In the market for a no-frills car under $10,000? Pack your bags. For that price, you've got to travel to emerging automotive markets like India and China.
The Tata Nano is the latest entrant into the cheap-car club. India-based Tata Motors says the Nano will roll out later this year. Price tag? About $2,500. The four-door car will be the world's cheapest car, besting India's current cheapest vehicle, the Suzuki Maruti 800, which sells for 195,000 rupees (about $4,994).
The Maruti is the cheapest in India for now (195,000 Rupees; $4,994). It costs only slightly more than the Chery QQ, which is produced in China by Chery Automotive and sells there for 34,499 yuan ($4,781). None of these vehicles are available in the United States; they are barred from entry in their current conditions, because, like the Nano, they don't meet U.S. safety and emissions standards.
"They are cars, but they are a step up from a motorcycle," says George Magliano, director of automotive-industry research for North America at Global Insights, a market research firm. For many, though, "It is the difference between walking and driving a car."
We searched the globe to find the world's cheapest cars. Along with the Tata Nano, Suzuki Maruti and Chery QQ, we found the Geely MR sedan, the Geely HQ SRV SUV and the Chery A1 sedan in China. Rounding out the top 10 are the Hyundai I10, Tata Indica, the Fiat Palio and the Renault Dacia Logan. All are sold in India; the Renault is also distributed in Romania.
The Maruti, a five-door hatchback, produces 37 horsepower and runs on 12-inch wheels. Four people, including the driver, can comfortably sit inside. Its top speed is 78 miles per hour and it can get 47 miles to the gallon.
The Nano is about 10 feet long and five feet wide. The two-cylinder gas engine delivers 33 horsepower and a top speed of just over 60 mph. The basic model has no radio, air-conditioning or air bags, but it does have seat belts and a catalytic converter to reduce air pollution and gets 50 miles to the gallon. It meets all safety and emissions requirements in India.
What's more, the Nano may open the door for middle-class families in India to get behind the wheel of a vehicle for the first time, says Cody Lusk, president of the American International Automobile Dealers Association.
"That's what is happening globally," says Lusk. "There is a lot of interest and excitement that the middle class in emerging markets can get in a motorized vehicle."
U.S. consumers may feel left out, but Lusk says there is a big difference between "inexpensive and cheap." He recalls the "Yugo experiment" in 1985, when entrepreneur Malcolm Bricklin introduced to the U.S. market a low-cost vehicle built in Yugoslavia. It has the infamous distinction of being one of the worst cars ever sold in the U.S. It lacked safety features and was poorly constructed.

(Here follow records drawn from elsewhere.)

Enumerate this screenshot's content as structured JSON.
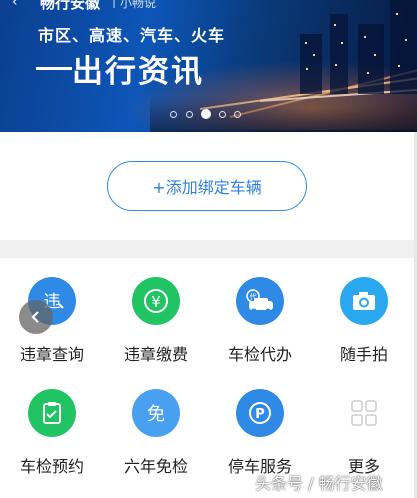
{
  "header": {
    "back_icon": "back-arrow-icon",
    "app_title": "畅行安徽",
    "separator": "|",
    "subtitle": "小畅说"
  },
  "banner": {
    "tagline": "市区、高速、汽车、火车",
    "headline": "出行资讯",
    "carousel_count": 5,
    "carousel_active_index": 2
  },
  "add_vehicle": {
    "label": "+添加绑定车辆",
    "accent_color": "#2f8be6"
  },
  "services": [
    {
      "label": "违章查询",
      "icon": "traffic-violation-icon",
      "color": "#2f8ae6"
    },
    {
      "label": "违章缴费",
      "icon": "yuan-payment-icon",
      "color": "#20c463"
    },
    {
      "label": "车检代办",
      "icon": "car-inspection-agent-icon",
      "color": "#2f8ae6"
    },
    {
      "label": "随手拍",
      "icon": "camera-icon",
      "color": "#2aa8ef"
    },
    {
      "label": "车检预约",
      "icon": "inspection-booking-icon",
      "color": "#20c463"
    },
    {
      "label": "六年免检",
      "icon": "exempt-inspection-icon",
      "color": "#4aa0f0"
    },
    {
      "label": "停车服务",
      "icon": "parking-icon",
      "color": "#2f8ae6"
    },
    {
      "label": "更多",
      "icon": "more-grid-icon",
      "color": "#cfcfcf"
    }
  ],
  "watermark": "头条号 / 畅行安徽"
}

China manufacturer Geely Automotive tried to woo U.S. buyers with its products, which include the Merrie hatchback, a couple of years ago, but "it was not ready for prime-time," Lusk says. "It failed to meet U.S. emissions and safety standards. Geely would have to restructure and rebuild the vehicles to meet our specifications. The vehicles were less than overwhelming."
The Chevrolet Aveo, which has a base price of $10,895, is currently the cheapest car available in the United States. But two Smart ForTwo models will be nipping at its heels this quarter. That's when USA Distributor, a subsidiary of Penske Automotive Group, will begin selling the entry-level coupe for $11,590.